    Put together this quotation, the one from Dodd, and that from C. S. Lewis, and you have testimony from eminent people respectively flourishing 2,400 years ago, 250 years ago, and 80 years ago, all expressing their firm conviction as to the harms of pornography.
     
    Last edited: Jul 16, 2016
    VexedCoffee likes this.
  7. ivanhoe

    ivanhoe Fapstronaut

    love this!
     
    AZ2121 likes this.
  8. wj2727

    wj2727 Fapstronaut

    191
    393
    63
     
  9. wj2727

    wj2727 Fapstronaut

    191
    393
    63
    So inspiring and so head and heart based. Thank you op
     
    AZ2121 likes this.
  10. ivanhoe

    ivanhoe Fapstronaut

    love this too!
     
    AZ2121 likes this.
  11. Yesodi

    Yesodi Distinguished Fapstronaut

    317
    315
    63
    Thanks for adding that interesting quotation by Aristotle. However, it might be relevant to point out that what was considered "decent" or "indecent" in Aristotle's time -- and almost certainly by Aristotle himself -- is drastically different when compared against today's standards. Specifically, pederasty, often with pubescent boys as young as 12, was an accepted norm -- which today would surely be considered pedophilia.
     
    AZ2121 likes this.
  12. AZ2121

    AZ2121 Fapstronaut

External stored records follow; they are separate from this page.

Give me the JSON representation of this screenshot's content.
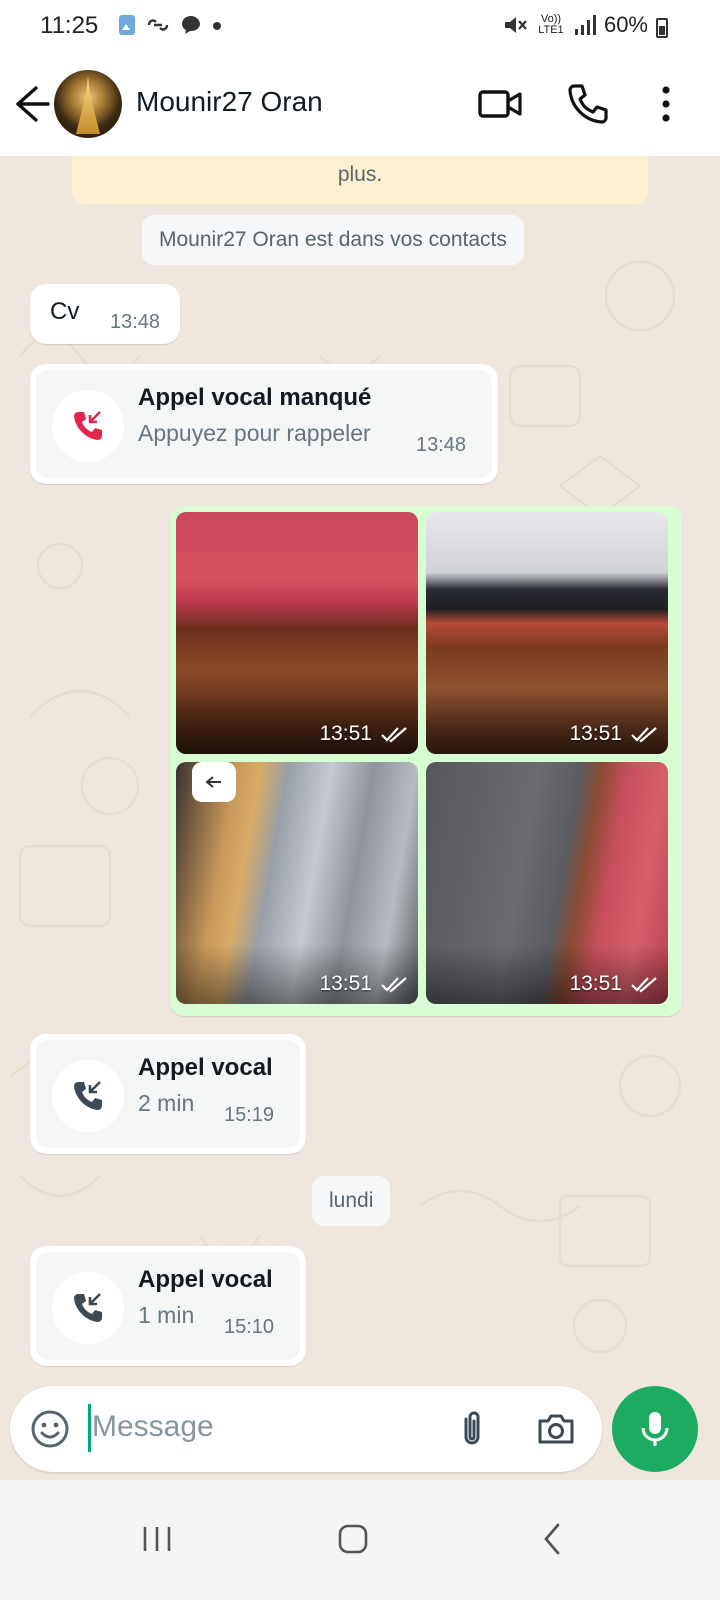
{
  "status_bar": {
    "time": "11:25",
    "network": "Vo)) LTE1",
    "battery": "60%"
  },
  "header": {
    "contact_name": "Mounir27 Oran"
  },
  "chat": {
    "encryption_notice_tail": "plus.",
    "contact_notice": "Mounir27 Oran est dans vos contacts",
    "messages": [
      {
        "type": "text",
        "text": "Cv",
        "time": "13:48"
      },
      {
        "type": "call",
        "title": "Appel vocal manqué",
        "subtitle": "Appuyez pour rappeler",
        "time": "13:48",
        "missed": true
      },
      {
        "type": "media",
        "photos": [
          {
            "time": "13:51",
            "subject": "red sofa on wooden floor"
          },
          {
            "time": "13:51",
            "subject": "sofa bed partially opened"
          },
          {
            "time": "13:51",
            "subject": "sofa bed frame slats"
          },
          {
            "time": "13:51",
            "subject": "folded mattress on red sofa"
          }
        ]
      },
      {
        "type": "call",
        "title": "Appel vocal",
        "subtitle": "2 min",
        "time": "15:19",
        "missed": false
      },
      {
        "type": "date",
        "text": "lundi"
      },
      {
        "type": "call",
        "title": "Appel vocal",
        "subtitle": "1 min",
        "time": "15:10",
        "missed": false
      }
    ]
  },
  "input": {
    "placeholder": "Message"
  },
  "colors": {
    "accent_green": "#1daa61",
    "outgoing_bubble": "#d9fdd3",
    "missed_red": "#e2264d"
  }
}
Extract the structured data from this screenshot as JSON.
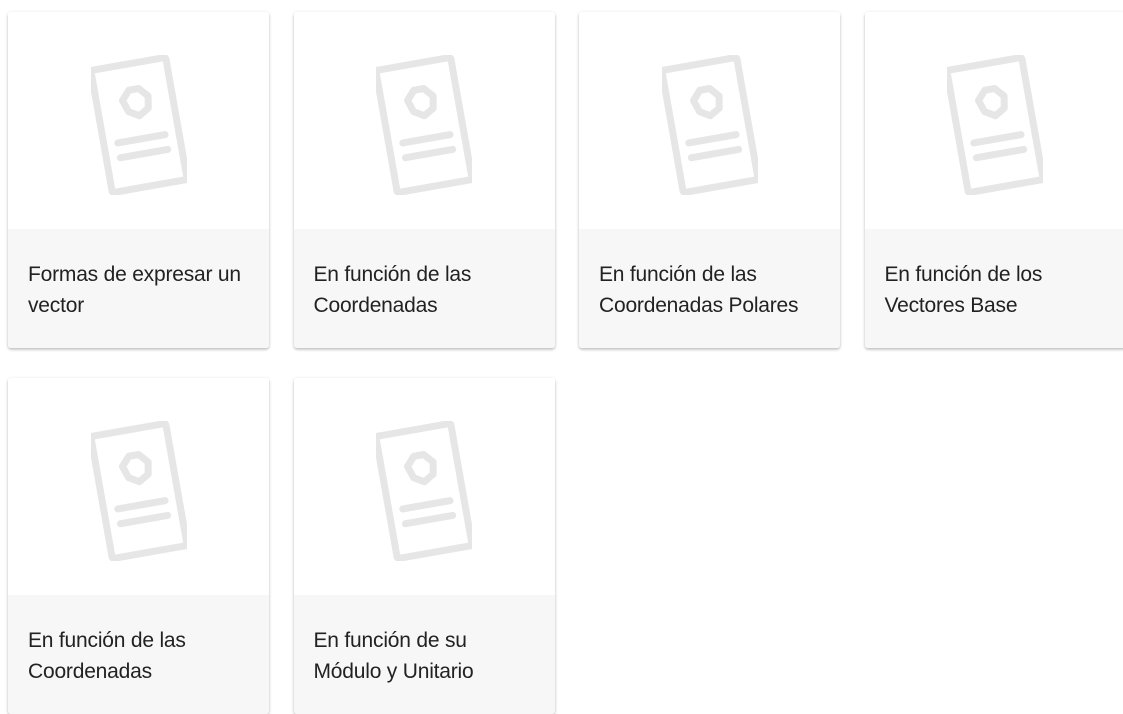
{
  "cards": [
    {
      "title": "Formas de expresar un vector",
      "thumbnail_icon": "placeholder-document-icon"
    },
    {
      "title": "En función de las Coordenadas",
      "thumbnail_icon": "placeholder-document-icon"
    },
    {
      "title": "En función de las Coordenadas Polares",
      "thumbnail_icon": "placeholder-document-icon"
    },
    {
      "title": "En función de los Vectores Base",
      "thumbnail_icon": "placeholder-document-icon"
    },
    {
      "title": "En función de las Coordenadas",
      "thumbnail_icon": "placeholder-document-icon"
    },
    {
      "title": "En función de su Módulo y Unitario",
      "thumbnail_icon": "placeholder-document-icon"
    }
  ],
  "colors": {
    "card_background": "#ffffff",
    "footer_background": "#f7f7f7",
    "title_text": "#222222",
    "placeholder_icon": "#e6e6e6"
  }
}
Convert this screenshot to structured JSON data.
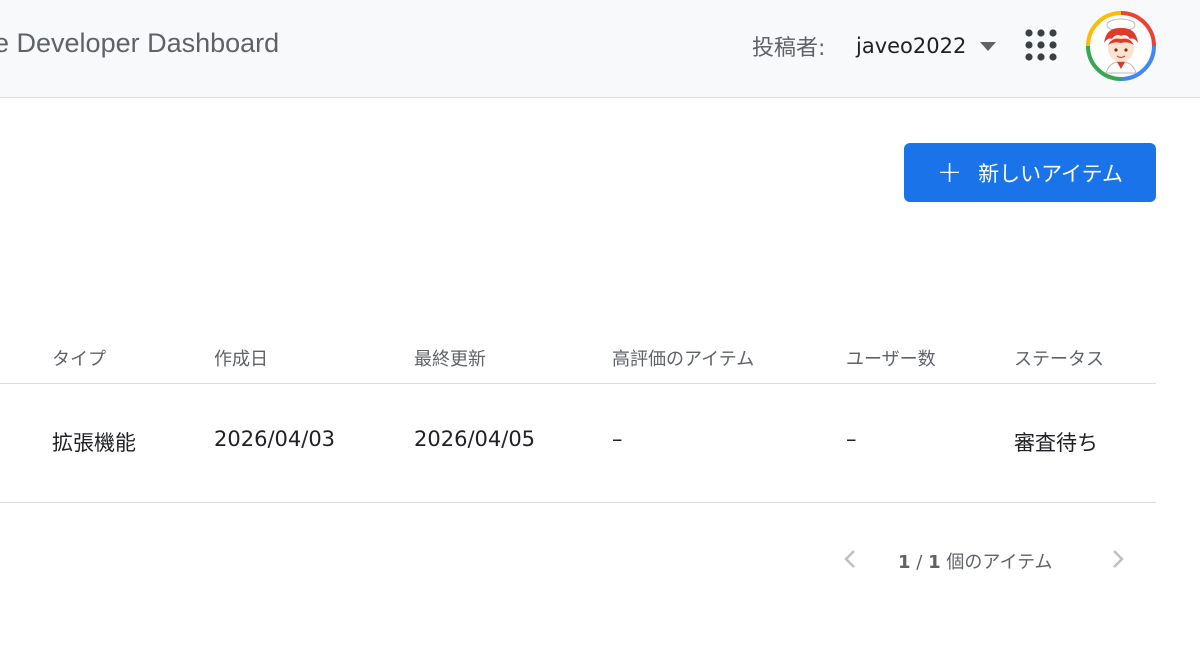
{
  "header": {
    "app_title": "e Developer Dashboard",
    "publisher_label": "投稿者:",
    "publisher_name": "javeo2022",
    "apps_icon": "apps-grid-icon",
    "avatar_icon": "user-avatar"
  },
  "toolbar": {
    "new_item_plus": "+",
    "new_item_label": "新しいアイテム"
  },
  "table": {
    "columns": [
      "タイプ",
      "作成日",
      "最終更新",
      "高評価のアイテム",
      "ユーザー数",
      "ステータス"
    ],
    "rows": [
      {
        "type": "拡張機能",
        "created": "2026/04/03",
        "updated": "2026/04/05",
        "featured": "–",
        "users": "–",
        "status": "審査待ち"
      }
    ]
  },
  "pagination": {
    "current": "1",
    "separator": "/",
    "total": "1",
    "suffix": "個のアイテム"
  },
  "colors": {
    "accent": "#1a73e8",
    "header_bg": "#f8f9fa",
    "divider": "#dadce0",
    "muted_text": "#5f6368"
  }
}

    12
    27
    13
    @Yesodi The word here used in the original Greek referring to what class of pictures and sculptures should be prohibited is ἀσχήμων or aschemon. Both it and its cognates refer to any and all things of an unseemly nature, including sexual things. Now something as visually mild as this was by the ancient Greeks considered "ἀσχήμων": "Plutarch, writing in the late first century A. D., records that Philip of Macedon was sitting down with his tunic pulled up in "an unseemly way," exposing himself in front of slaves. The person who pointed this out to Philip was declared to be a true friend." (Moralia, 178D.) Again we are informed by Plutarch that men who stripped off their clothes in the baths with women were committing an act which was ἀσχήμων. (Fragments, 85.) So that, if it was considered ἀσχήμων for a man to wear his tunic in such a way as to expose himself, or for men to go naked in the baths with women; what Aristotle here refers to by the word ἀσχήμων in regard to statues and pictures, must certainly include all imagery which we should today conceive of as being pornographic.

    It is not directly pertinent to this discussion, and it would be inappropriate to delve into the matter too deeply in this subforum, but, as you have raised the point, I will just briefly point out here that there is a great deal of popular falsehood associated with the notion of there having been a universal toleration towards pederasty in ancient Greece. Plutarch, for example, gives us the following anecdote about Aristotle's most famous pupil, Alexander the Great, in his work "On the Fortune of Alexander": "When Philoxenus, the governor of the coast-lands of Asia Minor, wrote to Alexander that there was in Ionia a youth, the like of whom for bloom and beauty did not exist, and inquired in his letter whether he should send the boy on to him, Alexander wrote bitterly in reply, "Vilest of men, what deed of this sort have you ever been privy to in my past that now you would flatter me with the offer of such pleasures?"

    Again, the same writer informs us, in his Ancient Customs of the Spartans, that "Affectionate regard for boys of good character was permissible [among them]; but embracing them was held to be disgraceful, on the ground that the affection was for the body and not for the mind. Any man," he continues, "against whom complaint was made of any disgraceful embracing was deprived of all civic rights for life." I might adduce many dozens more quotations to these; but, as I say, this subforum (I suppose) is not really the most appropriate place to discuss the matter, and so I shall leave off here.
     
    Last edited: Jul 18, 2016
  13. Yesodi

    Yesodi Distinguished Fapstronaut

    317
    315
    63
    Well, it's quite obvious that you are very learned in these matters, so who am I -- a total layperson -- to argue? :oops:
     
    AZ2121 likes this.
  14. ivanhoe

    ivanhoe Fapstronaut

    this was actually a 'custom' that was 'picked up' from the persians (still goes on in Afghanistan) and like homosexuality in republic rome -was a seen as foreign, imported decadence.
     

Share This Page